§ Work to complete:
In the data below, work out how many lines include the string "price". Only the number should be given.

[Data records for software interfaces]
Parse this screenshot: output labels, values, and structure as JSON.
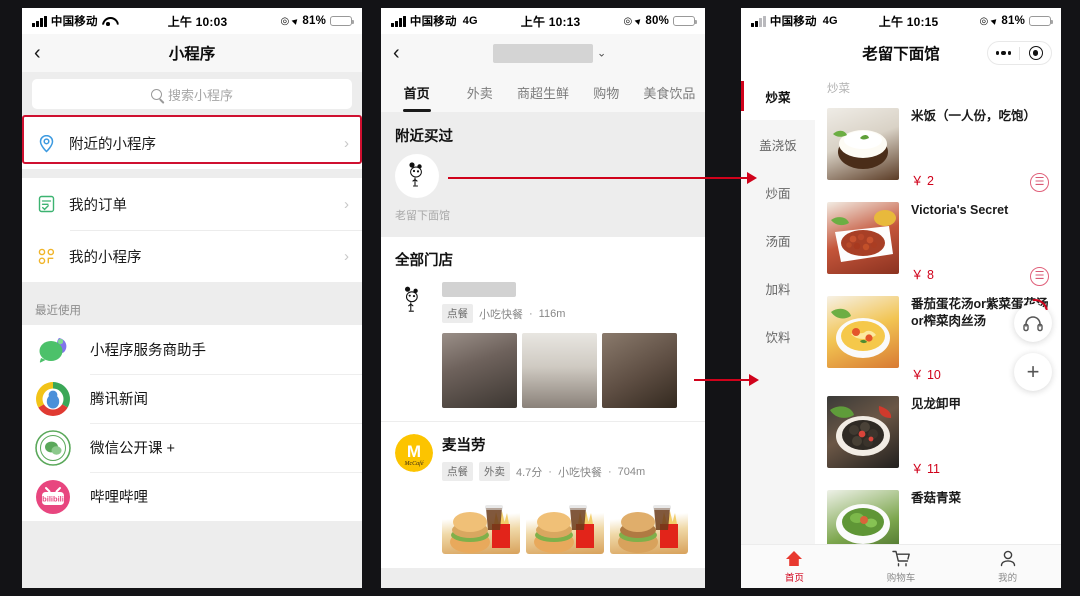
{
  "panels": {
    "left": {
      "statusbar": {
        "carrier": "中国移动",
        "network": "",
        "time": "上午 10:03",
        "battery": "81%"
      },
      "nav": {
        "title": "小程序",
        "back_icon": "chevron-left-icon"
      },
      "search": {
        "placeholder": "搜索小程序"
      },
      "menu": [
        {
          "label": "附近的小程序",
          "icon": "location-pin-icon",
          "highlighted": true
        },
        {
          "label": "我的订单",
          "icon": "order-list-icon",
          "highlighted": false
        },
        {
          "label": "我的小程序",
          "icon": "grid-apps-icon",
          "highlighted": false
        }
      ],
      "recent_header": "最近使用",
      "recent": [
        {
          "label": "小程序服务商助手",
          "icon": "leaf-chat-icon"
        },
        {
          "label": "腾讯新闻",
          "icon": "tencent-news-icon"
        },
        {
          "label": "微信公开课 +",
          "icon": "wechat-open-class-icon"
        },
        {
          "label": "哔哩哔哩",
          "icon": "bilibili-icon"
        }
      ]
    },
    "middle": {
      "statusbar": {
        "carrier": "中国移动",
        "network": "4G",
        "time": "上午 10:13",
        "battery": "80%"
      },
      "nav": {
        "title": "",
        "title_redacted": true,
        "chevron": "chevron-down-icon",
        "back_icon": "chevron-left-icon"
      },
      "tabs": [
        {
          "label": "首页",
          "active": true
        },
        {
          "label": "外卖",
          "active": false
        },
        {
          "label": "商超生鲜",
          "active": false
        },
        {
          "label": "购物",
          "active": false
        },
        {
          "label": "美食饮品",
          "active": false
        }
      ],
      "nearby_section_title": "附近买过",
      "nearby_item": {
        "name": "老留下面馆"
      },
      "all_stores_title": "全部门店",
      "stores": [
        {
          "name": "",
          "name_redacted": true,
          "tags": [
            "点餐"
          ],
          "rating": "",
          "category": "小吃快餐",
          "distance": "116m",
          "photos": [
            "store-photo-queue",
            "store-photo-corridor",
            "store-photo-hall"
          ]
        },
        {
          "name": "麦当劳",
          "name_redacted": false,
          "tags": [
            "点餐",
            "外卖"
          ],
          "rating": "4.7分",
          "category": "小吃快餐",
          "distance": "704m",
          "photos": [
            "combo-photo-1",
            "combo-photo-2",
            "combo-photo-3"
          ]
        }
      ]
    },
    "right": {
      "statusbar": {
        "carrier": "中国移动",
        "network": "4G",
        "time": "上午 10:15",
        "battery": "81%"
      },
      "nav": {
        "title": "老留下面馆",
        "capsule": [
          "more-dots-icon",
          "target-circle-icon"
        ]
      },
      "categories": [
        {
          "label": "炒菜",
          "active": true
        },
        {
          "label": "盖浇饭",
          "active": false
        },
        {
          "label": "炒面",
          "active": false
        },
        {
          "label": "汤面",
          "active": false
        },
        {
          "label": "加料",
          "active": false
        },
        {
          "label": "饮料",
          "active": false
        }
      ],
      "dish_group_header": "炒菜",
      "dishes": [
        {
          "name": "米饭（一人份，吃饱）",
          "price": "￥ 2",
          "image": "rice-bowl-photo"
        },
        {
          "name": "Victoria's Secret",
          "price": "￥ 8",
          "image": "fried-peanuts-photo"
        },
        {
          "name": "番茄蛋花汤or紫菜蛋花汤or榨菜肉丝汤",
          "price": "￥ 10",
          "image": "egg-drop-soup-photo"
        },
        {
          "name": "见龙卸甲",
          "price": "￥ 11",
          "image": "clams-photo"
        },
        {
          "name": "香菇青菜",
          "price": "",
          "image": "mushroom-greens-photo"
        }
      ],
      "fabs": [
        {
          "icon": "headset-icon",
          "label": "客服"
        },
        {
          "icon": "plus-icon",
          "label": "添加"
        }
      ],
      "tabbar": [
        {
          "label": "首页",
          "icon": "home-icon",
          "active": true
        },
        {
          "label": "购物车",
          "icon": "cart-icon",
          "active": false
        },
        {
          "label": "我的",
          "icon": "person-icon",
          "active": false
        }
      ]
    }
  },
  "annotations": {
    "highlight_color": "#cf1030",
    "arrows": [
      {
        "from": "nearby-bought-avatar",
        "to": "right-panel-category-chaomian"
      },
      {
        "from": "store-photos-row",
        "to": "right-panel-dish-list"
      }
    ]
  }
}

§ Finished task:
5